Reducing volatility makes sense, but what about returns?

One of the advantages of less liquid alternatives such as private markets is that they offer a return premium partly because they have less liquidity. Clients with a longer-term time horizon can take advantage of this illiquidity premium by getting exposure to funds that are available for redemption on a quarterly basis, such as hedge funds and core private real estate.

The example of private markets

Investors might also consider private markets—such as opportunistic real estate, private debt, or private infrastructure, among others—that typically have a fund life of approximately 10 years. Critics may lament this inherent illiquidity, but this feature also serves as a strength. Longer-term investments have historically outperformed broader public markets.1  The premium varies by asset class, but historically, private equity, for example, has delivered returns of 400-600 basis points over public equity markets.

Chart showing how private capital has fared against other asset classes over time

Source: Russell Investments. Data from Cambridge Associates Private Fund Performance Benchmark Calculator, Wilshire 500 Total Market Index and BAML U.S. High Yield Total Return Index. Indexes are unmanaged and cannot be invested in directly. Indexes are unmanaged and cannot be invested in directly. For illustrative purposes only. Past peformance is no guarantee of  future results. Data as 31 December 2017.

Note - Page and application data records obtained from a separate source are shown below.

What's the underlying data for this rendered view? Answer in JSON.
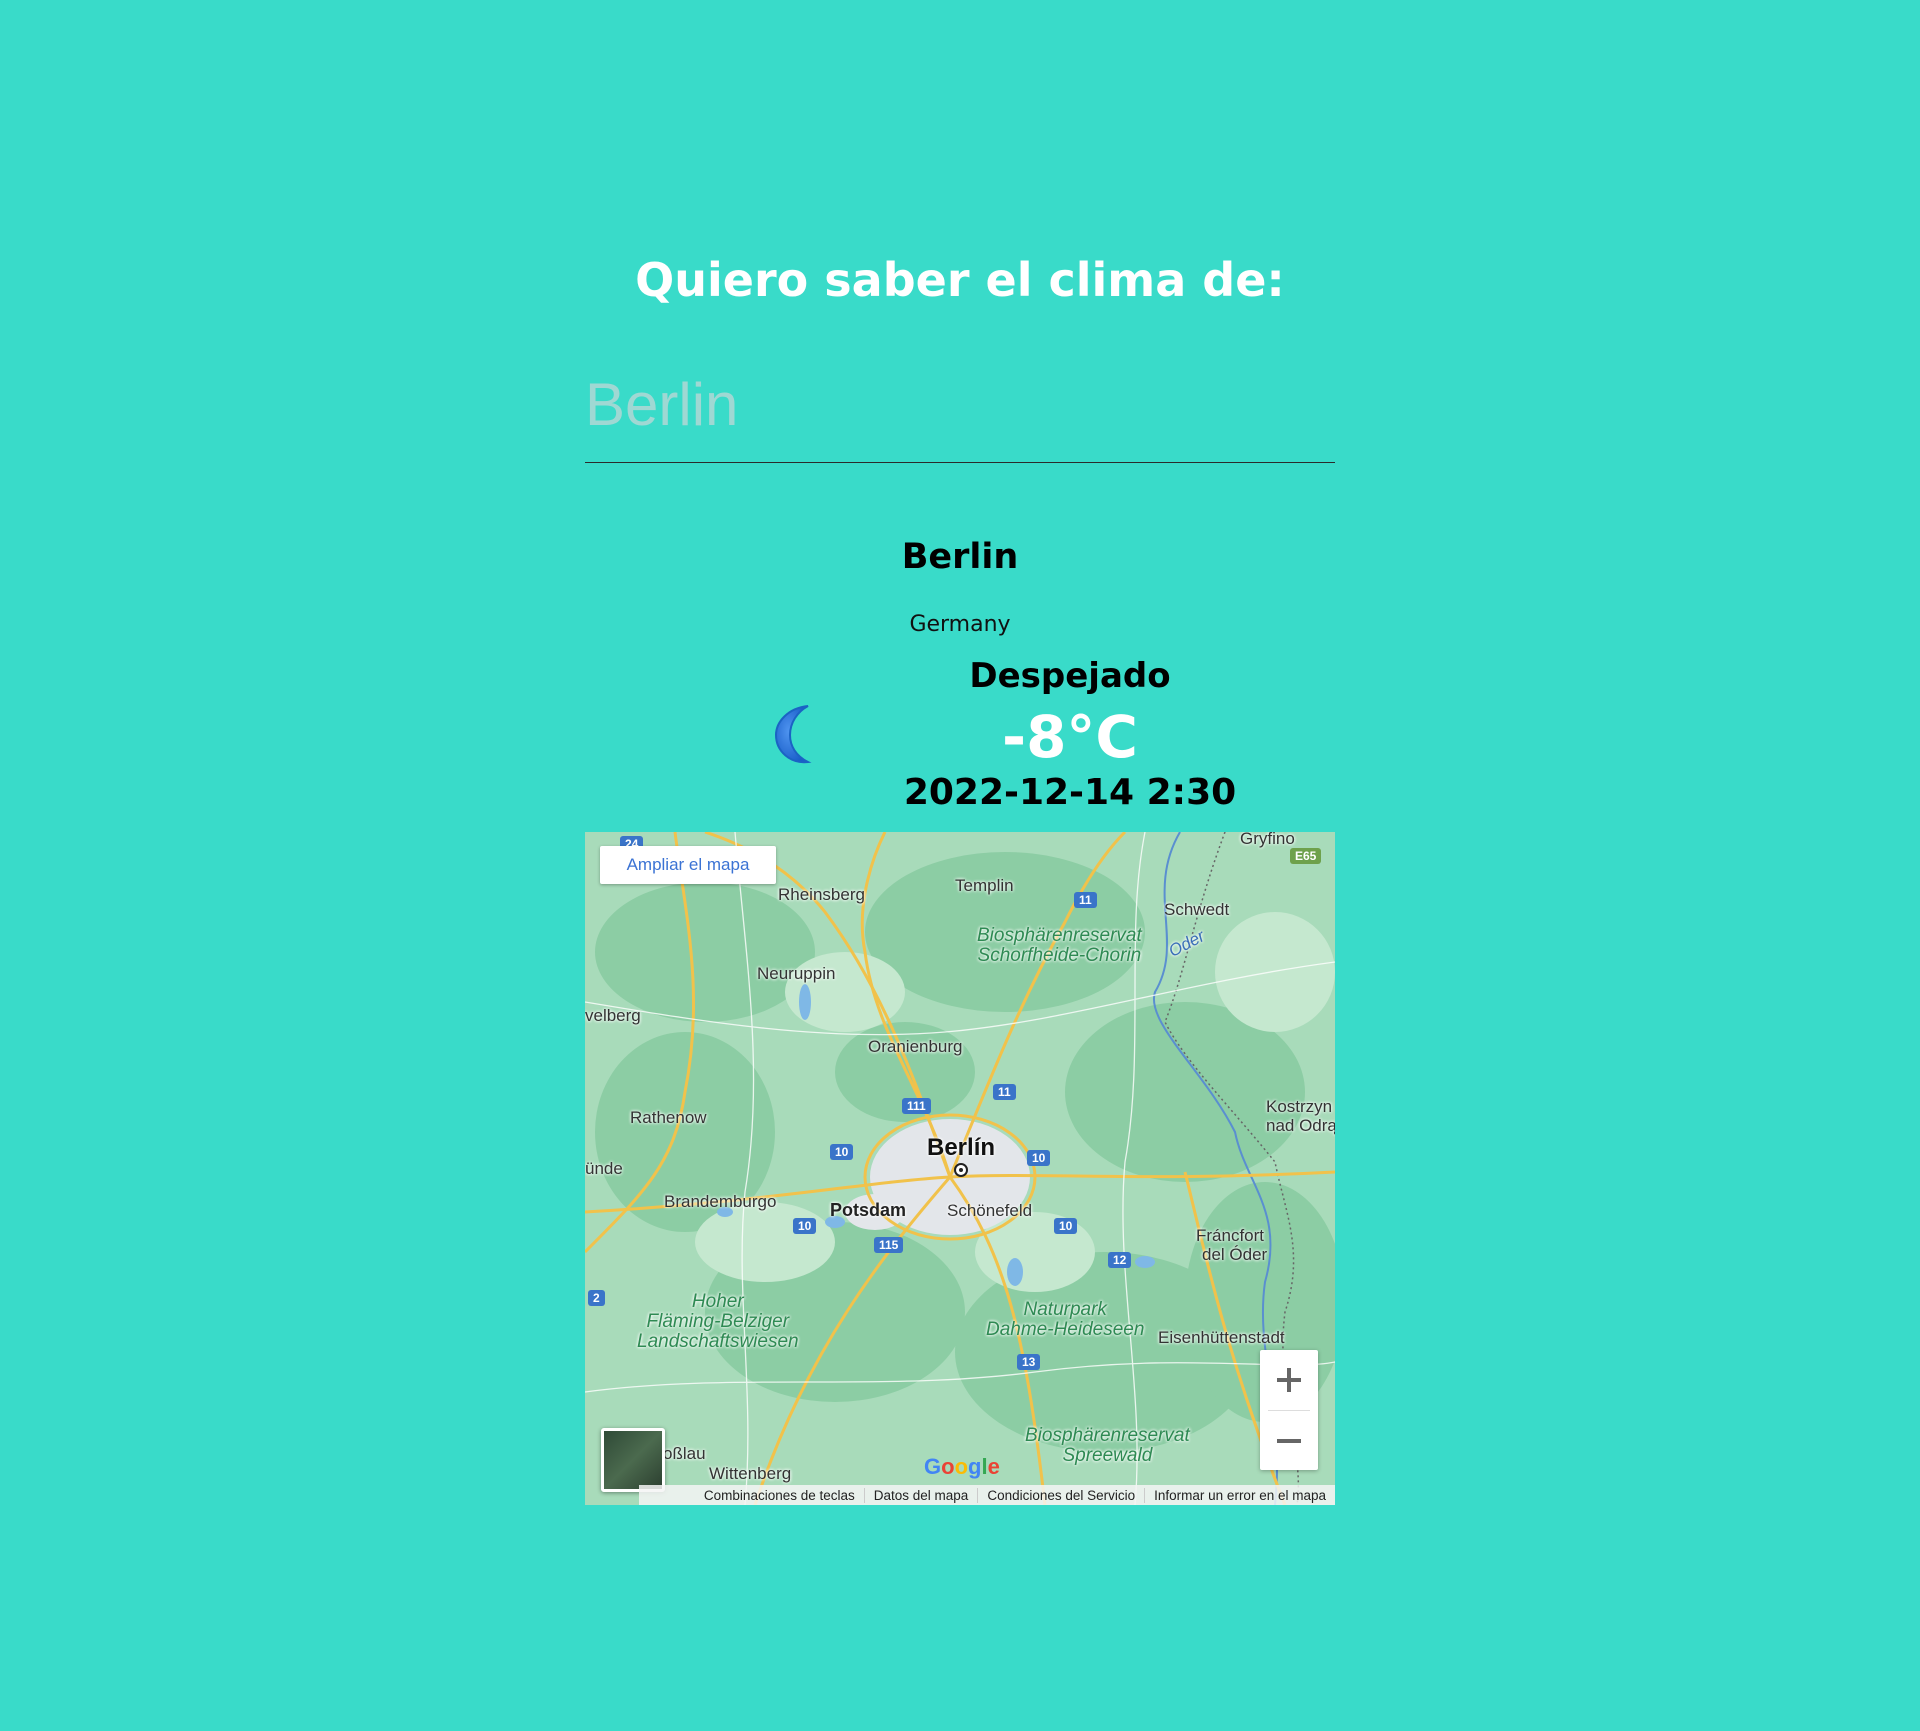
{
  "header": {
    "title": "Quiero saber el clima de:"
  },
  "search": {
    "value": "",
    "placeholder": "Berlin"
  },
  "weather": {
    "city": "Berlin",
    "country": "Germany",
    "description": "Despejado",
    "temperature": "-8°C",
    "datetime": "2022-12-14 2:30",
    "icon": "crescent-moon-icon"
  },
  "map": {
    "enlarge_label": "Ampliar el mapa",
    "zoom_in_icon": "plus-icon",
    "zoom_out_icon": "minus-icon",
    "logo": "Google",
    "footer_links": [
      "Combinaciones de teclas",
      "Datos del mapa",
      "Condiciones del Servicio",
      "Informar un error en el mapa"
    ],
    "places": [
      {
        "id": "gryfino",
        "label": "Gryfino"
      },
      {
        "id": "templin",
        "label": "Templin"
      },
      {
        "id": "rheinsberg",
        "label": "Rheinsberg"
      },
      {
        "id": "schwedt",
        "label": "Schwedt"
      },
      {
        "id": "neuruppin",
        "label": "Neuruppin"
      },
      {
        "id": "oranienburg",
        "label": "Oranienburg"
      },
      {
        "id": "havelberg",
        "label": "velberg"
      },
      {
        "id": "rathenow",
        "label": "Rathenow"
      },
      {
        "id": "berlin",
        "label": "Berlín"
      },
      {
        "id": "kostrzyn1",
        "label": "Kostrzyn"
      },
      {
        "id": "kostrzyn2",
        "label": "nad Odrą"
      },
      {
        "id": "brandenburg",
        "label": "Brandemburgo"
      },
      {
        "id": "potsdam",
        "label": "Potsdam"
      },
      {
        "id": "schoenefeld",
        "label": "Schönefeld"
      },
      {
        "id": "frankfurt1",
        "label": "Fráncfort"
      },
      {
        "id": "frankfurt2",
        "label": "del Óder"
      },
      {
        "id": "eisenhuettenstadt",
        "label": "Eisenhüttenstadt"
      },
      {
        "id": "wittenberg",
        "label": "Wittenberg"
      },
      {
        "id": "rosslau",
        "label": "oßlau"
      },
      {
        "id": "unde",
        "label": "ünde"
      },
      {
        "id": "oder",
        "label": "Oder"
      }
    ],
    "parks": [
      {
        "id": "schorfheide",
        "line1": "Biosphärenreservat",
        "line2": "Schorfheide-Chorin"
      },
      {
        "id": "flaeming",
        "line1": "Hoher",
        "line2": "Fläming-Belziger",
        "line3": "Landschaftswiesen"
      },
      {
        "id": "dahme",
        "line1": "Naturpark",
        "line2": "Dahme-Heideseen"
      },
      {
        "id": "spreewald",
        "line1": "Biosphärenreservat",
        "line2": "Spreewald"
      }
    ],
    "shields": [
      "24",
      "11",
      "E65",
      "111",
      "11",
      "10",
      "10",
      "10",
      "115",
      "10",
      "12",
      "2",
      "13"
    ]
  }
}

We often see gaps in client portfolios, where they are missing out on exposure to private markets, and we typically recommend filling this gap, for a number of reasons:

  • Portfolios can have allocations to assets that are relatively oriented toward generating either income or growth.
  • Private markets can provide exposure to differentiated and attractive investment opportunities with asymmetric return profiles, for which there is no passive alternative.
  • We believe access to less researched, less efficient markets can generate excess returns, with reduced volatility relative to traditional, more liquid markets.

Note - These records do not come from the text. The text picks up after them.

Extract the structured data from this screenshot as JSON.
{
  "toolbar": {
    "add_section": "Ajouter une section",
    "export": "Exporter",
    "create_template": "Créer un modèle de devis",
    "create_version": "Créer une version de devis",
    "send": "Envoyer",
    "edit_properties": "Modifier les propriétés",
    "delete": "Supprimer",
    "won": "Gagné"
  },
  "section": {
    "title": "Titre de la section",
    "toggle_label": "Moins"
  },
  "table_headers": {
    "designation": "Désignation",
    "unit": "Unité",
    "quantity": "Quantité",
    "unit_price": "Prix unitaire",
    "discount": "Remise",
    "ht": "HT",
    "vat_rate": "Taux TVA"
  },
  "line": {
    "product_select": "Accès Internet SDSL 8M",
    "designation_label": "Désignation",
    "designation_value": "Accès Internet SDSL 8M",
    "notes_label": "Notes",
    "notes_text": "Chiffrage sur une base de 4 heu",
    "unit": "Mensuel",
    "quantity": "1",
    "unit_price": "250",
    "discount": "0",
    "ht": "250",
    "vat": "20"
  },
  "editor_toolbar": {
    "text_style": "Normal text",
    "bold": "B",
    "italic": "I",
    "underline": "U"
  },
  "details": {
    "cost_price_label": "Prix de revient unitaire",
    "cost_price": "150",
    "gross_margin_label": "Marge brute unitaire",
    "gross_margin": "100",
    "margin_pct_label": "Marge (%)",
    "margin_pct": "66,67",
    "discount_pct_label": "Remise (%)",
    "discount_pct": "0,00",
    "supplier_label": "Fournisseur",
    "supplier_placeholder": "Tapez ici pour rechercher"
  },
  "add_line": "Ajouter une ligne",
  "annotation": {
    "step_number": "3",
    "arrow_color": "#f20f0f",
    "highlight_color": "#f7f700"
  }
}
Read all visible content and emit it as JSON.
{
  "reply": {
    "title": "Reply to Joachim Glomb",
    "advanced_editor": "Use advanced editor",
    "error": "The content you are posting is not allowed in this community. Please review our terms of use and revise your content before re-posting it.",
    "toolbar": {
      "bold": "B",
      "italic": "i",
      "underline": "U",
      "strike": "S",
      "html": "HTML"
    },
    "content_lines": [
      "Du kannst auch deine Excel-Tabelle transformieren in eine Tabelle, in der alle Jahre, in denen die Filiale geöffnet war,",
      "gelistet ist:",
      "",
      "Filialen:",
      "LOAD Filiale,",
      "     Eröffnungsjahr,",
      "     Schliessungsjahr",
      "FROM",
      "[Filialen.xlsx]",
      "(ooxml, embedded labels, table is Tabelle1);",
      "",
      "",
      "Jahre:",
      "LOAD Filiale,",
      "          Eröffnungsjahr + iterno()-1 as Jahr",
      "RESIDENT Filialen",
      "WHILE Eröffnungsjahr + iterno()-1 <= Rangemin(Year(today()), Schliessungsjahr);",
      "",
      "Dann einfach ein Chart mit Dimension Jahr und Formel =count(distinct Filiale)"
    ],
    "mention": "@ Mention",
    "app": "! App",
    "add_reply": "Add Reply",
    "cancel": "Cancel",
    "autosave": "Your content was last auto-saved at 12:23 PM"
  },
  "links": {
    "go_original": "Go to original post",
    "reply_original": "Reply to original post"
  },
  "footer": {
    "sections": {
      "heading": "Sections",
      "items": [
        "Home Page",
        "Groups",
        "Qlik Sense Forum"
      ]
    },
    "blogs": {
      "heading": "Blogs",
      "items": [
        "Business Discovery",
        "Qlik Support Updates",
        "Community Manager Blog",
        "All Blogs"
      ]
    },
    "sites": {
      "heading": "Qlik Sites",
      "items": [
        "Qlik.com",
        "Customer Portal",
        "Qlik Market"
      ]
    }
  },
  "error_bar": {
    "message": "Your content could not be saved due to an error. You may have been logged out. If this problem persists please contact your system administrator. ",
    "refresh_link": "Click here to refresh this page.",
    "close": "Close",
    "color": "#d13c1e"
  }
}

The bottom line

In a market environment where volatility has increased and forward-return expectations are low, we believe it’s prudent to look to alternative investments for both potential diversification benefits and the potential for enhancing returns. Of course, these are key advantages. But alts take expertise and like everything there is timing risk when entering a new strategy or asset class. We believe they work best as part of a total-portfolio approach—as a powerful set of tools to help seek upside and help to manage risk.

 

1 Based on a growth of a dollar calculation for 10 and 20 years, using quarterly returns from Thomson Reuters for Private Equity and the following indexes to represent each asset class: S&P 500® Index, Bloomberg Barclays U.S. Aggregate Bond Index, NCREIF Property Index, NCREIF Open-End Diversified Core Index (ODCE), and FTSE/EPRA NAREIT Developed Markets Real Estate Index.

2 Harris, Robert S., Tim Jenkinson, and Steven N. Kaplan. “Private equity performance: What do we know?.” The Journal of Finance 69.5 (2014).

3 “Alternative Assets: More Important Than Ever”, BCA Research, March 11, 2016.

4 Private Asset Returns taken from the “Cambridge Associates Private Fund Performance Benchmark Calculator”. Data as of September 30, 2017. Returns Wilshire and BAML Index accessed through FRED. Indexes/benchmarks are unmanaged and cannot be invested in directly. Past performance is not indicative of future results. Cambridge Associates Private Equity Performance is NET OF UNDERLYING